***** Extracted material

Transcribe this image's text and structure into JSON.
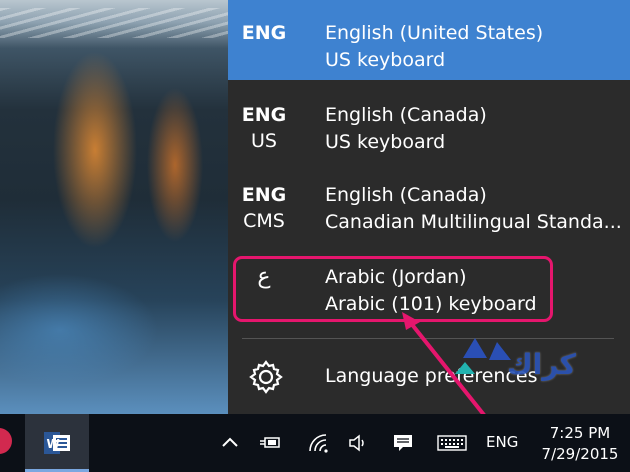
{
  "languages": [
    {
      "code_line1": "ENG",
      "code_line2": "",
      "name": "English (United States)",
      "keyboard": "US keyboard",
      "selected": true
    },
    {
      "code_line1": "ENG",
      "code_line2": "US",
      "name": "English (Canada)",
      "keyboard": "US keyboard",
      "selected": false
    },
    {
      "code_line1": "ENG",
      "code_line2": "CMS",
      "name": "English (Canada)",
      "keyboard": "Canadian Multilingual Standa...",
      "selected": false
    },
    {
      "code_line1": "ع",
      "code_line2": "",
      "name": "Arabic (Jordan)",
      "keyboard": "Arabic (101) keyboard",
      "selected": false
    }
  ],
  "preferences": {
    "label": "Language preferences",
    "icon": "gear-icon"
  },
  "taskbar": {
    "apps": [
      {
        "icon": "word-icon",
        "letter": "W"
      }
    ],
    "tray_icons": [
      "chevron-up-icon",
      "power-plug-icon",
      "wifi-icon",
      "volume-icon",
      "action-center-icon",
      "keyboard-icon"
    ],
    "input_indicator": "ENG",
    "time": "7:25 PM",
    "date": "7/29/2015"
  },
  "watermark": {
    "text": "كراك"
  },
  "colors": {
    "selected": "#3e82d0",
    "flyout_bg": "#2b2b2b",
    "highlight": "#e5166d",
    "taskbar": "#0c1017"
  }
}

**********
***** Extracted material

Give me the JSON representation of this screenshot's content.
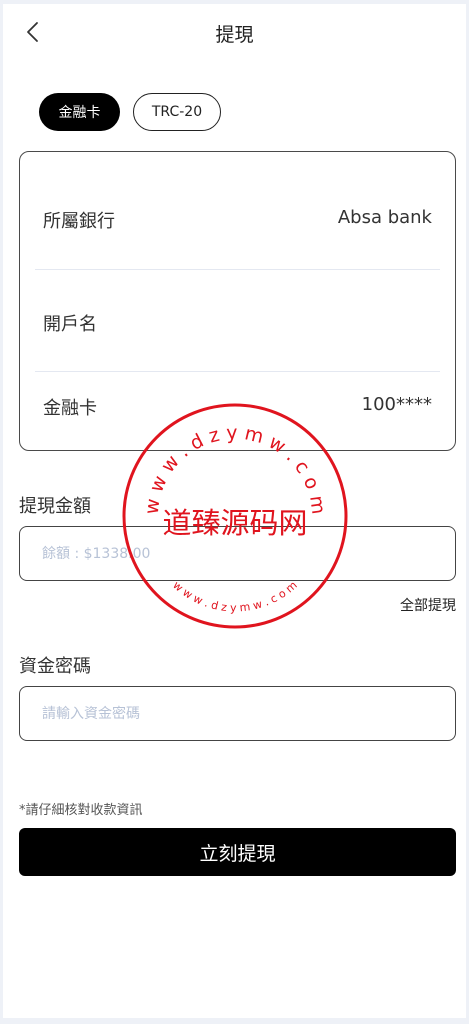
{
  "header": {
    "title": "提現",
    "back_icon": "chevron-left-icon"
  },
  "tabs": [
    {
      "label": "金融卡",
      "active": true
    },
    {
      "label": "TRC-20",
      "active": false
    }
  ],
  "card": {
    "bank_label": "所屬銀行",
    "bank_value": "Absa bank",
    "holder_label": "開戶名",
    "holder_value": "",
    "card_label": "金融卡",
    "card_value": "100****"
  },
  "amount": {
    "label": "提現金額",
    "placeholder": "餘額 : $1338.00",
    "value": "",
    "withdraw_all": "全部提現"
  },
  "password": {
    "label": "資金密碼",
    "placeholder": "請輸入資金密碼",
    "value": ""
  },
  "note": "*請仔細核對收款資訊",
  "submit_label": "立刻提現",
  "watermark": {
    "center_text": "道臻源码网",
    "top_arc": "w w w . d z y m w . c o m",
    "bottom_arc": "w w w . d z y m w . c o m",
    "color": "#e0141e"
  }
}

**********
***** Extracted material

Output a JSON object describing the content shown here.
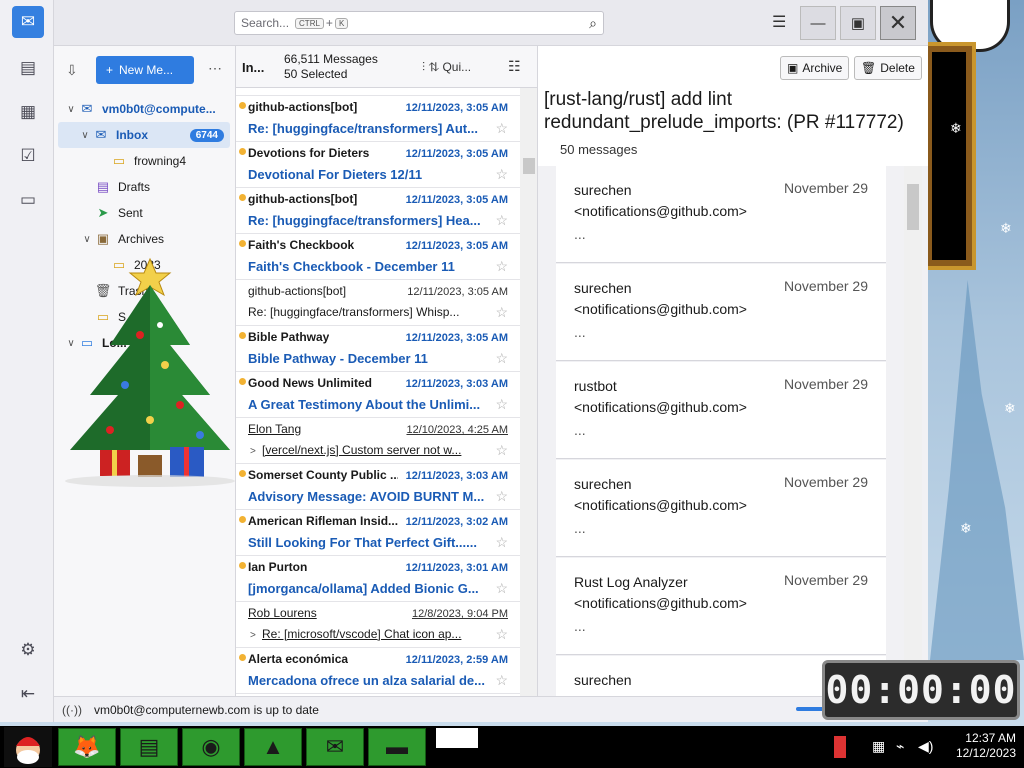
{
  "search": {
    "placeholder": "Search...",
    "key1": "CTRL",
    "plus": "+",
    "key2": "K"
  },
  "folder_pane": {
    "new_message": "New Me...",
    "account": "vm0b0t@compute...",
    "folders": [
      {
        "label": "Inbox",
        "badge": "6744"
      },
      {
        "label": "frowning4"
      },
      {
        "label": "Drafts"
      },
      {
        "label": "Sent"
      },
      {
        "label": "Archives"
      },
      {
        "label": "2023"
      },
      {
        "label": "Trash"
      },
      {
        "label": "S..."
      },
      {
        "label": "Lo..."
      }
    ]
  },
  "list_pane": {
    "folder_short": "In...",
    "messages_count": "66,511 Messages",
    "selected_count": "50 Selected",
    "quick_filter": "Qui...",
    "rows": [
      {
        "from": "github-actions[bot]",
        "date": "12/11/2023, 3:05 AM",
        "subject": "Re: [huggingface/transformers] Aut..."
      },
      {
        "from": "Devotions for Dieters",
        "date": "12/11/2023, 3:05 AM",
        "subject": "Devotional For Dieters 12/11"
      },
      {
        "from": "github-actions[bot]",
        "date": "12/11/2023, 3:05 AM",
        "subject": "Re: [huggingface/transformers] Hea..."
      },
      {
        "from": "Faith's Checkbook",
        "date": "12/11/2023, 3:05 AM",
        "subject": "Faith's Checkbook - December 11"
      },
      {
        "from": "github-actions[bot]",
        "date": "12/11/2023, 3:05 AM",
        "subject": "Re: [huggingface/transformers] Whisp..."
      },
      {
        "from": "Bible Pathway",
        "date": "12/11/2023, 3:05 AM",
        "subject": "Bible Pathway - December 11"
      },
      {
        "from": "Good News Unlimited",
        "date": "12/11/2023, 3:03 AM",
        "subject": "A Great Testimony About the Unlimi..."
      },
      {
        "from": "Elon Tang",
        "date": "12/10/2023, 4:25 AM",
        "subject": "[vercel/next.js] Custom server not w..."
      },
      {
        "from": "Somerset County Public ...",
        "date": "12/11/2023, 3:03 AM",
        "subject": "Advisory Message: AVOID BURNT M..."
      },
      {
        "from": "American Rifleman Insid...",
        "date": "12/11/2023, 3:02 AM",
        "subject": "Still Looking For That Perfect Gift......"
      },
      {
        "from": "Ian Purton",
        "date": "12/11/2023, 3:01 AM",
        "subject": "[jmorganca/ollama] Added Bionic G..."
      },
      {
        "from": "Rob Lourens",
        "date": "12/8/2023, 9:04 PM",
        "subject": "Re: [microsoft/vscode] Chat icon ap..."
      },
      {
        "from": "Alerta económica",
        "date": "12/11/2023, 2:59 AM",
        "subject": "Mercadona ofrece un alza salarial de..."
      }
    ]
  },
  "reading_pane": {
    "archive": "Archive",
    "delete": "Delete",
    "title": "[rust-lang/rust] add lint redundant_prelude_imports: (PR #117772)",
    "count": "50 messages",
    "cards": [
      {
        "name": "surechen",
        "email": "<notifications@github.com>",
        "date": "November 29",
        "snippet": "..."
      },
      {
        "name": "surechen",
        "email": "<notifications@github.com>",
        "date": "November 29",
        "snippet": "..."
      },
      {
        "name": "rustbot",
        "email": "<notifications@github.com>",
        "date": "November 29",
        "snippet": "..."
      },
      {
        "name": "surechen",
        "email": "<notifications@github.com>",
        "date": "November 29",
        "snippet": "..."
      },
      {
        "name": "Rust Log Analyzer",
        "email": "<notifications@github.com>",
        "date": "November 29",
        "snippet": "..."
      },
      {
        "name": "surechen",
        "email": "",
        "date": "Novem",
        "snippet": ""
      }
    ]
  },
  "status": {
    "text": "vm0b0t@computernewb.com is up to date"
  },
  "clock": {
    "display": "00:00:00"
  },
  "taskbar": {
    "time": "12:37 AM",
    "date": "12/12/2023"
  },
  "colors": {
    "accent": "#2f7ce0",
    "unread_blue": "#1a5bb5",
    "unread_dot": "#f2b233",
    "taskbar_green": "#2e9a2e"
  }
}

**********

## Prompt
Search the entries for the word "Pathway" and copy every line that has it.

## Exercise result
        "from": "Bible Pathway",
        "subject": "Bible Pathway - December 11"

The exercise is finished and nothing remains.